Apart from raising public awareness, the coalition will submit the signatures collected from the online petition to the Hong Kong government and hasarranged a meeting with the Agriculture, Fisheries and Conservation Department to discuss their petition to destroy the stockpiles of confiscated ivory. As the coalition explained, destroying the stockpiles is only a start, their mission is to ban the domestic ivory trade:
We also want the Chinese government to ban its domestic ivory trade, to shut down the shops selling ivory products and to close down the 37 state-owned ivory carving factories across the country.
But first we want you to sign our petition asking the Hong Kong government to crush and burn the stockpile of ivory. We want Hong Kong to send a message to the world that ivory isn’t welcome here and we won’t allow our city to be any part of this cruel trade. Think about the elephants that died to create that 25 tonne pile of tusks. We must do all we can to make sure they didn’t die for nothing…

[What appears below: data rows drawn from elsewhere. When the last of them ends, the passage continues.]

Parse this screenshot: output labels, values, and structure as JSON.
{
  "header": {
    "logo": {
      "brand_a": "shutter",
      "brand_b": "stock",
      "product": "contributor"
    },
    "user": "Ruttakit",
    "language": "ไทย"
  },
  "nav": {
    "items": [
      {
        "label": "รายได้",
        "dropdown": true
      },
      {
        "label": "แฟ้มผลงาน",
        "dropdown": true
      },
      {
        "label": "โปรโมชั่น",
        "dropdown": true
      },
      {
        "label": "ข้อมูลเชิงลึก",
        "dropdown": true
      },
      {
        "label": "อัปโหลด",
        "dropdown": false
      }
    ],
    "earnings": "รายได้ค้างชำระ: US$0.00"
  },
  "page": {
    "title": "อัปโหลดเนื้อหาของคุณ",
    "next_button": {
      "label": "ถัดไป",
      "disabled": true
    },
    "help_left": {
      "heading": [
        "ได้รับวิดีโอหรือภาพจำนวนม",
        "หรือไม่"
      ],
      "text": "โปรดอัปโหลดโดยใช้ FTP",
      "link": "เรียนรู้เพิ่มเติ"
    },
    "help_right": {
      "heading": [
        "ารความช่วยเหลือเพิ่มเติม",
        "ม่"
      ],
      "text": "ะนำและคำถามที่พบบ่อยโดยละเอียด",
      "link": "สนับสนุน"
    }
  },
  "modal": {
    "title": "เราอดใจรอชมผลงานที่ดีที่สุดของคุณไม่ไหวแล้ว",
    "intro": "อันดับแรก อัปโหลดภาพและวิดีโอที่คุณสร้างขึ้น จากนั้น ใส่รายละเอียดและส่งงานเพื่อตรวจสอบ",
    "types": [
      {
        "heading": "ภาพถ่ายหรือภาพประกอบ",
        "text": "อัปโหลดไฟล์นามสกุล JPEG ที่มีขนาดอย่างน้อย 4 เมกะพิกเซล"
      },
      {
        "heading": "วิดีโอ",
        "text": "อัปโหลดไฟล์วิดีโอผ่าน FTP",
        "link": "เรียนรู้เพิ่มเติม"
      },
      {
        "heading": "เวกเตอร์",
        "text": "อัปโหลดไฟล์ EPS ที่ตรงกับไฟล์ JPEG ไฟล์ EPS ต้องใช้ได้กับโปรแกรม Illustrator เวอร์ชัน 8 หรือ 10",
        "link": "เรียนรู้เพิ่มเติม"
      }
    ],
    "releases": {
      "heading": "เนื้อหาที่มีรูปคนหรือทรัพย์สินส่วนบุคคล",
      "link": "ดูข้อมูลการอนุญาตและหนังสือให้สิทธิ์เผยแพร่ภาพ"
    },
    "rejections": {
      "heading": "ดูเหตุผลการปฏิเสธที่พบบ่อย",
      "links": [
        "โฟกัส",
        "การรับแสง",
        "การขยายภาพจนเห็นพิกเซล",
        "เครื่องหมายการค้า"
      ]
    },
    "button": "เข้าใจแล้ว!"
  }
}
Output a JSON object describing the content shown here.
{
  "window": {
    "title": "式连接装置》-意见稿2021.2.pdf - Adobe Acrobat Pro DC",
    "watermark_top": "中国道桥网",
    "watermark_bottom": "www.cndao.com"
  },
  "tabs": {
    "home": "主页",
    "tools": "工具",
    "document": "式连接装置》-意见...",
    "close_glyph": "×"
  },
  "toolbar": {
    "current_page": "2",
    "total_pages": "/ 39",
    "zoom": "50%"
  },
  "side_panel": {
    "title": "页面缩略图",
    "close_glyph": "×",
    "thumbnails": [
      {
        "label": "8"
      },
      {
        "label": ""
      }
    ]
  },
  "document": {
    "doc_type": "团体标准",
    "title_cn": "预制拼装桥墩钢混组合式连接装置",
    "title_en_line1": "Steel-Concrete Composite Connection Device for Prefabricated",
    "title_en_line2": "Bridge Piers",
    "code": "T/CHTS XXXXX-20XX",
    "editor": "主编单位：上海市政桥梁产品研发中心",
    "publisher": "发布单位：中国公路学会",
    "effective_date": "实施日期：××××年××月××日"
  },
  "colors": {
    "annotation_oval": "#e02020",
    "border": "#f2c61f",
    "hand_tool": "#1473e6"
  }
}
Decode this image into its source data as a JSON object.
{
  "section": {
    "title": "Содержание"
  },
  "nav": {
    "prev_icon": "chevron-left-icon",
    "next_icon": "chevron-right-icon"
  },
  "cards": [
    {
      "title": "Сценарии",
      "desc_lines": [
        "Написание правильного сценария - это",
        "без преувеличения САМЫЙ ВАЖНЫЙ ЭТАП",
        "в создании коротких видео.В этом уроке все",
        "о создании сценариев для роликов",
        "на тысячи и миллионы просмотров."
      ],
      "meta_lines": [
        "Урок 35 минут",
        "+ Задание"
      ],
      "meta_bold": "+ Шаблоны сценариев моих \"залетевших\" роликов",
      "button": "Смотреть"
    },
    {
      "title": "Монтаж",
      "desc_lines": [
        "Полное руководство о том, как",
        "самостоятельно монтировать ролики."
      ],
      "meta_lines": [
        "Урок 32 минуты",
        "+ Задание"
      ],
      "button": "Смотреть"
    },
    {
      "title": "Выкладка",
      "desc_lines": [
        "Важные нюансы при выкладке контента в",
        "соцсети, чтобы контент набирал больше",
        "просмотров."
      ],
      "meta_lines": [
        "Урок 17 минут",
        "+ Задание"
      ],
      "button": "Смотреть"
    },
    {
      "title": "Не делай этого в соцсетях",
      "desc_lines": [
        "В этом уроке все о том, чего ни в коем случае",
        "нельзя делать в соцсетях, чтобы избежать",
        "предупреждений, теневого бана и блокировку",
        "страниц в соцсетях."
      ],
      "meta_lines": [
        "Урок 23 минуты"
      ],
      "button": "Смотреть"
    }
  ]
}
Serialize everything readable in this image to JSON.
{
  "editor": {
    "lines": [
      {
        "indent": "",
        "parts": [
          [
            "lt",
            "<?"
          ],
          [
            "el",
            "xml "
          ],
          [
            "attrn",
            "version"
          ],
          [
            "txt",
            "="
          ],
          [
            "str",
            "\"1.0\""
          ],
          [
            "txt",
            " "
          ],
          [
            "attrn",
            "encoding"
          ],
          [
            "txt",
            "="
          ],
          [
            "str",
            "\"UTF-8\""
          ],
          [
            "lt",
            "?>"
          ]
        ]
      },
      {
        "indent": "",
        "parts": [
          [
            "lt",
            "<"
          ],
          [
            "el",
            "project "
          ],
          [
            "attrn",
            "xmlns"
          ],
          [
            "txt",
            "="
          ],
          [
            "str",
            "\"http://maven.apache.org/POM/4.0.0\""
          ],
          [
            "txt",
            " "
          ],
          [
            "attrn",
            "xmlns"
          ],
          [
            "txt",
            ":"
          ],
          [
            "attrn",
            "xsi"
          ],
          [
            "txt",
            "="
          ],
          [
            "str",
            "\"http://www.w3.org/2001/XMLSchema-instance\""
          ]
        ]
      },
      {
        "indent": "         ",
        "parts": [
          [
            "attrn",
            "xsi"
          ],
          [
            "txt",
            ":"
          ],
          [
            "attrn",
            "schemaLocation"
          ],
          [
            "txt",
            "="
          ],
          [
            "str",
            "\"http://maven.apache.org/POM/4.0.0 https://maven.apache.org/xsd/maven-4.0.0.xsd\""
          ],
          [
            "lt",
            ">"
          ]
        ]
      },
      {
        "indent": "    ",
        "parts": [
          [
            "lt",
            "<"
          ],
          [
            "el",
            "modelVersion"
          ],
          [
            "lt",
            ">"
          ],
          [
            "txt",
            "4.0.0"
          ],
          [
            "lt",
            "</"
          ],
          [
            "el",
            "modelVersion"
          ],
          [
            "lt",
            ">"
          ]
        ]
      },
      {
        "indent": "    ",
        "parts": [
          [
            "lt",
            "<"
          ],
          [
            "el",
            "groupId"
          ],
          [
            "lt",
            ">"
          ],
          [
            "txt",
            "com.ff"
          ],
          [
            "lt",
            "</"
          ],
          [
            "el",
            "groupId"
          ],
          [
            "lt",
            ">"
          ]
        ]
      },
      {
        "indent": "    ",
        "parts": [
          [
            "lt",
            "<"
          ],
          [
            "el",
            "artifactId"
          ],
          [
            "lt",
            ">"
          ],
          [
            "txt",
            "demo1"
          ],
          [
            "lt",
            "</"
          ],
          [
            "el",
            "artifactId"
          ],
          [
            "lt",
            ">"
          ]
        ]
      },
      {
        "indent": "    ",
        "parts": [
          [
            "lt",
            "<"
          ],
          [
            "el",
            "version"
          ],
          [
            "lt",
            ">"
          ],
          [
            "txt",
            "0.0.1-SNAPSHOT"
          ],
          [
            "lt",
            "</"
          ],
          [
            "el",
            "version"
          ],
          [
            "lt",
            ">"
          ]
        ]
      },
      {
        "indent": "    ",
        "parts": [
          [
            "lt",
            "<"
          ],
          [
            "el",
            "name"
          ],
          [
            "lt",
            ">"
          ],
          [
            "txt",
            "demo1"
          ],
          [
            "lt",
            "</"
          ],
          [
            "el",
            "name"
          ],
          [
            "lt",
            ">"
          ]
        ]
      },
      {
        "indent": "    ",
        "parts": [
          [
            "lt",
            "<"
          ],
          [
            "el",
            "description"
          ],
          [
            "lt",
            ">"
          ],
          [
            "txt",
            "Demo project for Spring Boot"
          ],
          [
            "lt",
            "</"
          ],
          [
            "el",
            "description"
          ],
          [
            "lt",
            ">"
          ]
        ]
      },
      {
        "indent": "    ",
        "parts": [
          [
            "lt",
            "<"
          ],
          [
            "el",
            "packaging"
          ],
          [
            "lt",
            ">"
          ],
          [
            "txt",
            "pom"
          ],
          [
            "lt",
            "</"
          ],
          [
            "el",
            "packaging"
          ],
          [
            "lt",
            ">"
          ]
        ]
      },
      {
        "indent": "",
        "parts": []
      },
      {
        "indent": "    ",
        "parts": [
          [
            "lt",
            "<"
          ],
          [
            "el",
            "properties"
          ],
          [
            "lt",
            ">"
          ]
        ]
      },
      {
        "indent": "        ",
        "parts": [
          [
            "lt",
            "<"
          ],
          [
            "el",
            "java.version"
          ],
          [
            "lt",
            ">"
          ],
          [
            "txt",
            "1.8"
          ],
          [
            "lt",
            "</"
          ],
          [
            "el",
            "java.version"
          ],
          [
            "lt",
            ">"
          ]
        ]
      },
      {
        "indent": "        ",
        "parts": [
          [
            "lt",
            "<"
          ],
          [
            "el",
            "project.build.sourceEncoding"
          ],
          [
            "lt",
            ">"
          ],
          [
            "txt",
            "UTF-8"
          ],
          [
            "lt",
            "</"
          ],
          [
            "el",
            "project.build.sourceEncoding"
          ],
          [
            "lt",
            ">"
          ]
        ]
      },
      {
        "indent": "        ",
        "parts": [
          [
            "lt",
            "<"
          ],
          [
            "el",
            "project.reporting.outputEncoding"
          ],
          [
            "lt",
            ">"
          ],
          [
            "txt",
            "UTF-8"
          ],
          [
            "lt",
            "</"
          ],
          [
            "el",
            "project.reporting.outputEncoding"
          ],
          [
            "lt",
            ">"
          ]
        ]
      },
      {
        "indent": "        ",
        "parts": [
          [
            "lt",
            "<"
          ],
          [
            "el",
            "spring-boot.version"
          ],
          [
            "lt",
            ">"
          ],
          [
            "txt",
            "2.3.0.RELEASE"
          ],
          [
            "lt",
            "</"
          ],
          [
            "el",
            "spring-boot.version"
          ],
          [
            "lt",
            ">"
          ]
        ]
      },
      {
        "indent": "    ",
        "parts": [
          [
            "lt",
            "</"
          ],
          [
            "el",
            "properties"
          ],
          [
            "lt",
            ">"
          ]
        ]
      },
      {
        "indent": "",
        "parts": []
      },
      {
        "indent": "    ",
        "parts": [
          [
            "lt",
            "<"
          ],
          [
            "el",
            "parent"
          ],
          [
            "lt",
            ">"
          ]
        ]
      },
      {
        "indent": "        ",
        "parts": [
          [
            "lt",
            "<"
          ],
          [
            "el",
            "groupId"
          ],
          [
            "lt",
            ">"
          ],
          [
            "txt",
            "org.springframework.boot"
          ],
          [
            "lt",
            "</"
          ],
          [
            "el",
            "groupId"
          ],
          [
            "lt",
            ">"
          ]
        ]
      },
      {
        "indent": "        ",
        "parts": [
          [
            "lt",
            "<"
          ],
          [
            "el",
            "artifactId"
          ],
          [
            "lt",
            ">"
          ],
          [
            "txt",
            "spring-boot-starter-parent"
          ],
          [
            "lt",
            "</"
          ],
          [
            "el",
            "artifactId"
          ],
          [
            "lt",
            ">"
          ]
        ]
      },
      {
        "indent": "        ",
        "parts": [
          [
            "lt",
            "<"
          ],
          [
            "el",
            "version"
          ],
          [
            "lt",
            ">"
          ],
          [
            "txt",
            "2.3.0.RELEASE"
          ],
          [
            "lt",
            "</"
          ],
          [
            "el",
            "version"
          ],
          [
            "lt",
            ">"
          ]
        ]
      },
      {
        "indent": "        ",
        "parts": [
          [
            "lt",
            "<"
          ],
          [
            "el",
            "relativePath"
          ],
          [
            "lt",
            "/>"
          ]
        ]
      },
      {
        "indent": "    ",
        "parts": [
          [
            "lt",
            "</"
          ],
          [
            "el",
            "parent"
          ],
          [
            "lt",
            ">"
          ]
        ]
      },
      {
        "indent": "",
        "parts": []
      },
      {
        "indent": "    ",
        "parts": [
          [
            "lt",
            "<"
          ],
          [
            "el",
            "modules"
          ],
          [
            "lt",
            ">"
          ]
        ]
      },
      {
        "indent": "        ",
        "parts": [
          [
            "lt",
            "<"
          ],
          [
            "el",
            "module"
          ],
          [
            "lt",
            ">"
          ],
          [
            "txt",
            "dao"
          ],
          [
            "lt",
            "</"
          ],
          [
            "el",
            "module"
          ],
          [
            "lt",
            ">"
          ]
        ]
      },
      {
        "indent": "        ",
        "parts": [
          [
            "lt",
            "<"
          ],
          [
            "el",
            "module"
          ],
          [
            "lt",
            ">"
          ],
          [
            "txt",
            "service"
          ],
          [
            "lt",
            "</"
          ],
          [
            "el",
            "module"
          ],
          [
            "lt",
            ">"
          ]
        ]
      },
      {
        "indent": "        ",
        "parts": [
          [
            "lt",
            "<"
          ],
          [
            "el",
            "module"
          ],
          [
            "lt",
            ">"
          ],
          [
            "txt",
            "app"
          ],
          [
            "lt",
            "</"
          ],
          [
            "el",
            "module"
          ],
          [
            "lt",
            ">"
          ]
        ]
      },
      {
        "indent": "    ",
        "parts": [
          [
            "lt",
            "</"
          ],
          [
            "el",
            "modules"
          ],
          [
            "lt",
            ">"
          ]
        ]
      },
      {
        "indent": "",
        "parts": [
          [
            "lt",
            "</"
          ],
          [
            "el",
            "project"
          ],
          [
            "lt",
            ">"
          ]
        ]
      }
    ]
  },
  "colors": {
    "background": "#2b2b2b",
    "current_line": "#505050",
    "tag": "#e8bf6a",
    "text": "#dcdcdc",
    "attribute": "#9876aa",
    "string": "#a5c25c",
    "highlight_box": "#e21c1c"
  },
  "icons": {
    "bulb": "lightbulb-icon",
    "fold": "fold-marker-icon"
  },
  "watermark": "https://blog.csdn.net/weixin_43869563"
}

Mieszkam niestety bardzo daleko (Poland) od tych wspaniałych zwierząt i problemów związanych z kłusownictwem. Jedyne co mogę to włączac się wirtualnie. Popieram wszystkie akcje i mam nadzieję ze uda sie :-)
Thank you to the Hong Kong advocates and activists who bought this story to the mainstream. It is “the elephant in the room” that the government run carving factories generate the goods that consumers continue to buy. I ask that every Chinese person who is thinking of buying, think about their piece of Ivory and that it most likely came from the majestic elephant who was killed by illegal hunters. Although some Ivory trade is ‘legal’ doesn’t make it right. There are between 200,000 and 400,000 elephants left in Africa and they are being killed at the rate of 100 a day for Chinese consumers to “own” a piece of carved tusk. They will be ALL GONE by 2020 if we do not stop buying ivory. Elephant society is much like human society – they are long lived, family oriented animals. They mourn their dead. The ivory trade is killing ONE elephant every 15 minutes, it has to stop – surely any caring person would think “it isn’t worth it – don’t buy ivory!” Please. Not long now until they are all dead for chopsticks and art objects – this is our generation’s responsibility , everyone – not just Chinese people, all people. We must stop this together.